You could also write something like, "You are beary loved." or something equally cheesy ;)

Monday, February 7, 2011

Celebrate Good Times with Mrs. Muddle's Holidays (book review)

We haven't made it out in the snow to visit the library. We don't have many books to share but we did discover a whole year's worth of fun in Mrs.Muddle's Holidays.

Mrs. Muddle's HolidaysIn Mrs. Muddle's Holidays by Laura F. Nielsen, the neighbors on Maple street celebrate numerous holidays. They celebrate the "regular" holidays- Halloween and Fourth of July, as well as some lesser known holidays, like pioneer day. But when Mrs. Muddle moves to Maple Street, she introduces them to a whole new array of holidays- First Robin's Day, Watermelon Day (when the children carve Watermelons to look like Mrs. Muddle's favorite celebrities), the Birthday of the Inventor of the Roller Skate, and more. The children and parents have so much fun with Mrs. Muddle's holidays, they come up with a way to celebrate Mrs. Muddle.
We found this to be a cheery book in the midst of a gloomy month. From the whimsical watercolor drawings to the festive text that celebrates a diversity of children and traditions, this is a book that will bring a smile to your face!
We've already added one of Mrs. Muddle's holidays to our calendar, Let's Pretend it's Summer Day-- celebrated in the middle of a February snow!
We borrowed this book from our library and we'd suggest that you do the same-- and maybe even buy a copy--if you fall in love with it like we have.
I'm linking this up to:

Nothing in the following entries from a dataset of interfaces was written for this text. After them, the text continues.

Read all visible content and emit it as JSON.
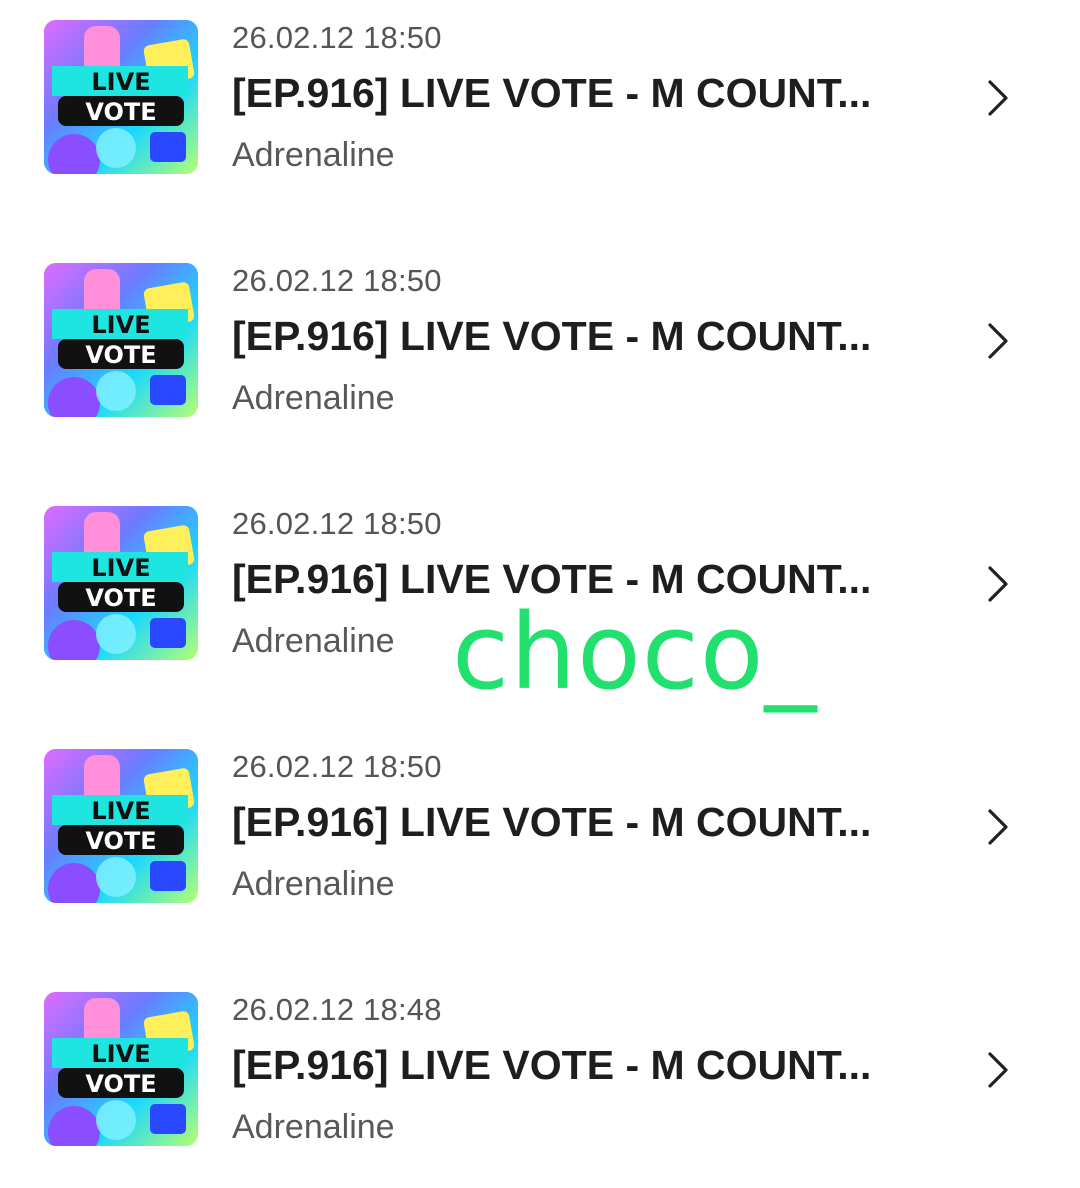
{
  "items": [
    {
      "timestamp": "26.02.12 18:50",
      "title": "[EP.916] LIVE VOTE - M COUNT...",
      "artist": "Adrenaline",
      "thumb_line1": "LIVE",
      "thumb_line2": "VOTE"
    },
    {
      "timestamp": "26.02.12 18:50",
      "title": "[EP.916] LIVE VOTE - M COUNT...",
      "artist": "Adrenaline",
      "thumb_line1": "LIVE",
      "thumb_line2": "VOTE"
    },
    {
      "timestamp": "26.02.12 18:50",
      "title": "[EP.916] LIVE VOTE - M COUNT...",
      "artist": "Adrenaline",
      "thumb_line1": "LIVE",
      "thumb_line2": "VOTE"
    },
    {
      "timestamp": "26.02.12 18:50",
      "title": "[EP.916] LIVE VOTE - M COUNT...",
      "artist": "Adrenaline",
      "thumb_line1": "LIVE",
      "thumb_line2": "VOTE"
    },
    {
      "timestamp": "26.02.12 18:48",
      "title": "[EP.916] LIVE VOTE - M COUNT...",
      "artist": "Adrenaline",
      "thumb_line1": "LIVE",
      "thumb_line2": "VOTE"
    }
  ],
  "watermark": "choco_",
  "colors": {
    "watermark": "#22e06e",
    "title": "#1e1e1e",
    "meta": "#555555"
  }
}
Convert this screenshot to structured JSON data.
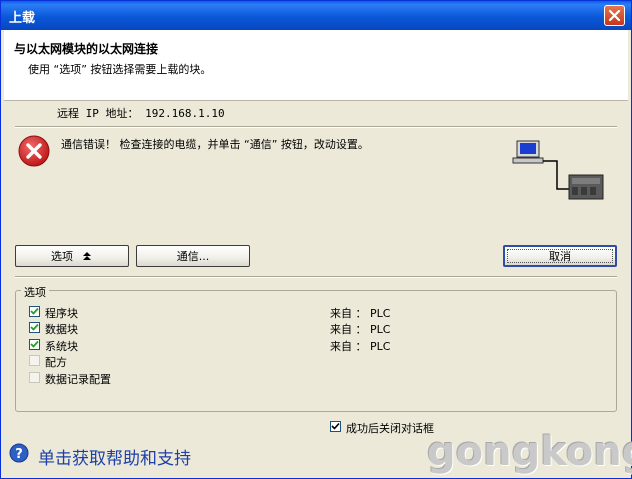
{
  "window": {
    "title": "上载"
  },
  "header": {
    "title": "与以太网模块的以太网连接",
    "subtitle": "使用 “选项” 按钮选择需要上载的块。"
  },
  "remote_ip": "远程 IP 地址： 192.168.1.10",
  "error": {
    "message": "通信错误！ 检查连接的电缆，并单击 “通信” 按钮，改动设置。"
  },
  "buttons": {
    "options_label": "选项",
    "options_icon": "double-chevron-up-icon",
    "comm_label": "通信...",
    "cancel_label": "取消"
  },
  "options_group": {
    "label": "选项",
    "items": [
      {
        "label": "程序块",
        "checked": true,
        "enabled": true,
        "source": "来自 ： PLC"
      },
      {
        "label": "数据块",
        "checked": true,
        "enabled": true,
        "source": "来自 ： PLC"
      },
      {
        "label": "系统块",
        "checked": true,
        "enabled": true,
        "source": "来自 ： PLC"
      },
      {
        "label": "配方",
        "checked": false,
        "enabled": false,
        "source": ""
      },
      {
        "label": "数据记录配置",
        "checked": false,
        "enabled": false,
        "source": ""
      }
    ]
  },
  "close_on_success": {
    "label": "成功后关闭对话框",
    "checked": true
  },
  "help": {
    "label": "单击获取帮助和支持"
  },
  "watermark": "gongkong",
  "colors": {
    "titlebar": "#0a58d8",
    "error_red": "#d42020",
    "help_blue": "#1c3fa8"
  }
}
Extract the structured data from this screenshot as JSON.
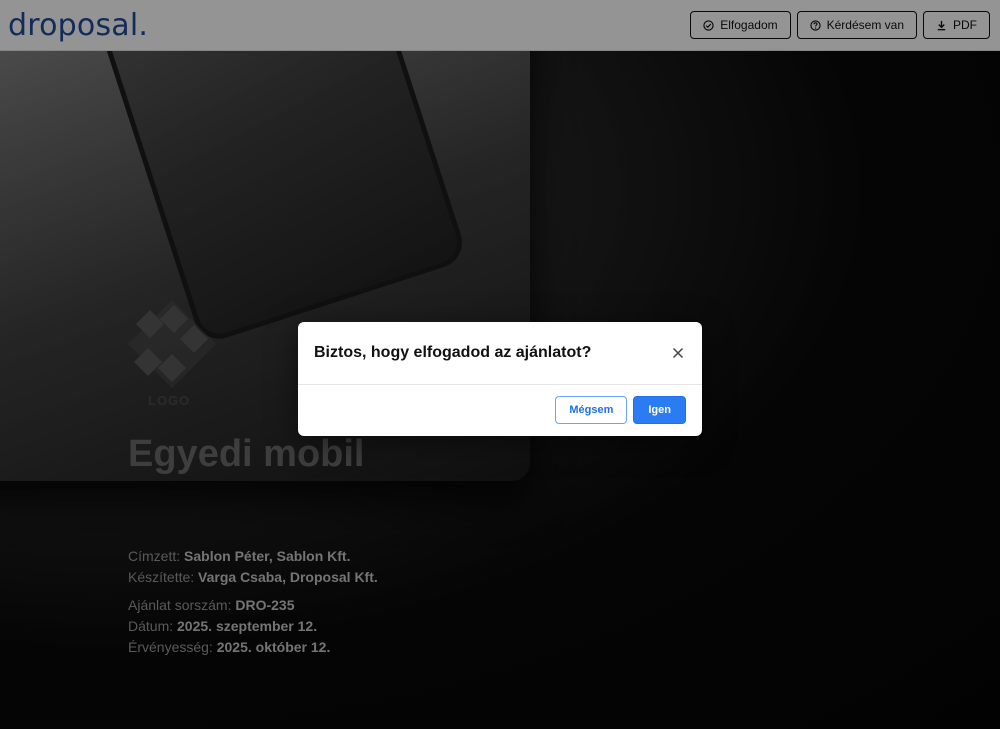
{
  "header": {
    "brand": "droposal",
    "brand_dot": ".",
    "buttons": [
      {
        "label": "Elfogadom",
        "icon": "check-circle-icon"
      },
      {
        "label": "Kérdésem van",
        "icon": "question-circle-icon"
      },
      {
        "label": "PDF",
        "icon": "download-icon"
      }
    ]
  },
  "hero": {
    "logo_text": "LOGO",
    "title": "Egyedi mobil"
  },
  "meta": {
    "recipient_label": "Címzett:",
    "recipient_value": "Sablon Péter, Sablon Kft.",
    "author_label": "Készítette:",
    "author_value": "Varga Csaba, Droposal Kft.",
    "offer_no_label": "Ajánlat sorszám:",
    "offer_no_value": "DRO-235",
    "date_label": "Dátum:",
    "date_value": "2025. szeptember 12.",
    "validity_label": "Érvényesség:",
    "validity_value": "2025. október 12."
  },
  "modal": {
    "title": "Biztos, hogy elfogadod az ajánlatot?",
    "cancel_label": "Mégsem",
    "confirm_label": "Igen",
    "close_icon": "close-icon"
  },
  "colors": {
    "brand": "#1f4d9a",
    "primary": "#2b7cf2",
    "overlay": "rgba(0,0,0,0.42)"
  }
}
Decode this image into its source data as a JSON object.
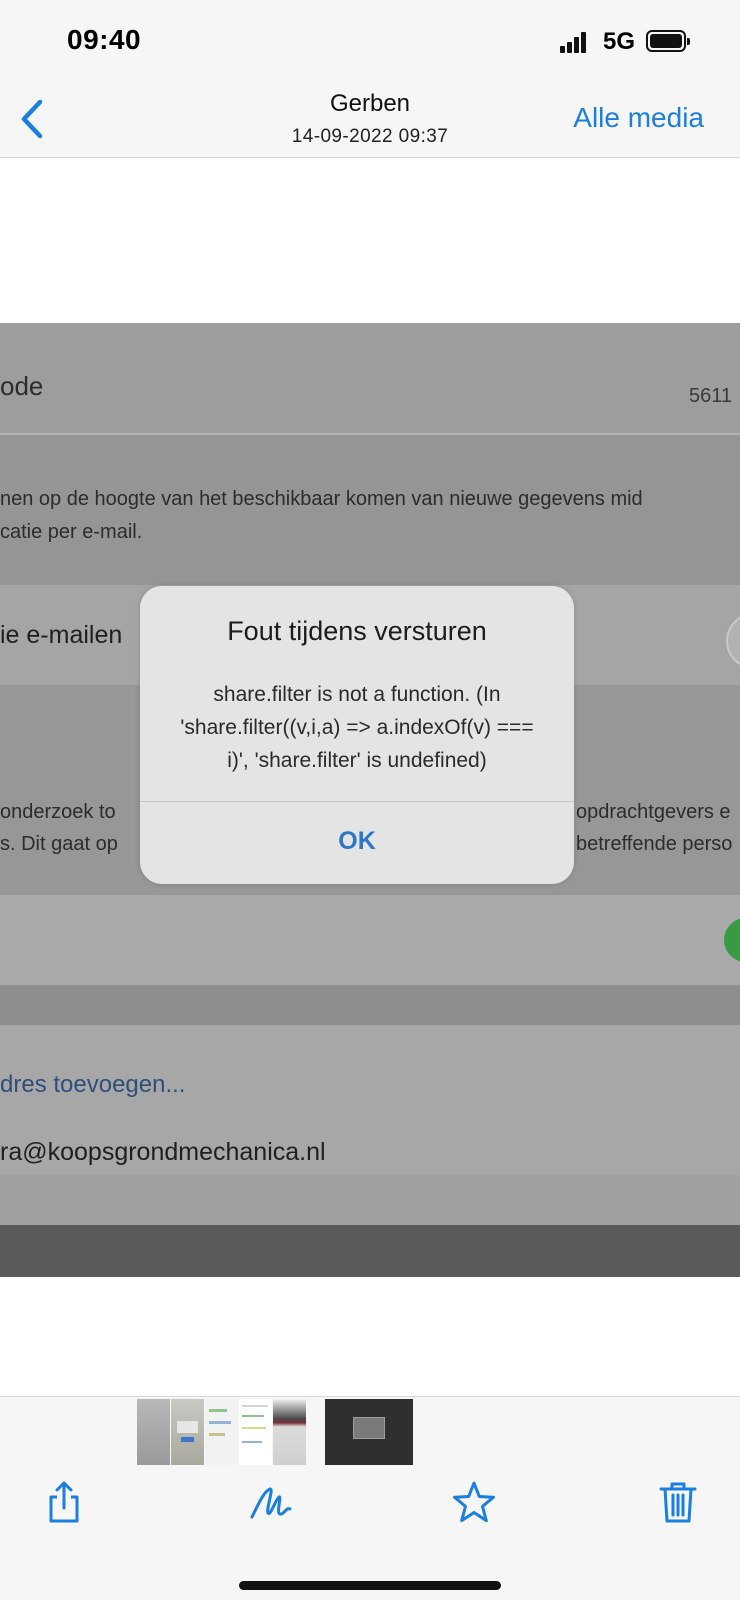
{
  "status_bar": {
    "time": "09:40",
    "network": "5G"
  },
  "nav": {
    "title": "Gerben",
    "subtitle": "14-09-2022 09:37",
    "right_label": "Alle media"
  },
  "photo": {
    "header_text": "ode",
    "header_number": "5611",
    "notify_line1": "nen op de hoogte van het beschikbaar komen van nieuwe gegevens mid",
    "notify_line2": "catie per e-mail.",
    "email_label": "ie e-mailen",
    "research_line1_left": "onderzoek to",
    "research_line1_right": "opdrachtgevers e",
    "research_line2_left": "s. Dit gaat op",
    "research_line2_right": "betreffende perso",
    "add_address": "dres toevoegen...",
    "email_address": "ra@koopsgrondmechanica.nl"
  },
  "alert": {
    "title": "Fout tijdens versturen",
    "message": "share.filter is not a function. (In 'share.filter((v,i,a) => a.indexOf(v) === i)', 'share.filter' is undefined)",
    "ok_label": "OK"
  },
  "colors": {
    "accent": "#1a7fe0",
    "alert_button": "#2c77c9"
  },
  "toolbar": {
    "icons": [
      "share-icon",
      "markup-icon",
      "favorite-icon",
      "delete-icon"
    ]
  }
}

Wednesday, February 2, 2011

I heart this letter game

For a fun way to practice letter recognition, try this singing game.
Write letters on heart cut outs. (I only used 3 different letters.)
As you sing this song, guide your child to pick up the correct letter and place it in the basket.

Letter Hearts
(Tune: 10 Little Indians)
Pick up 's' hearts and put them in the basket.
Pick up 's' hearts and put them in the basket.
Pick up 's'hearts and put them in the basket.
Put the 's' *hearts in the basket.

*You can use the letter name or the letter sound- whichever you are working on with your child.
You could follow up by reading or chanting together this nursery rhyme:
A tisket, a tasket a green and yellow basket,
I wrote a letter to my _________,
and on the way I dropped it.

Let the child fill in new names each time you sing it.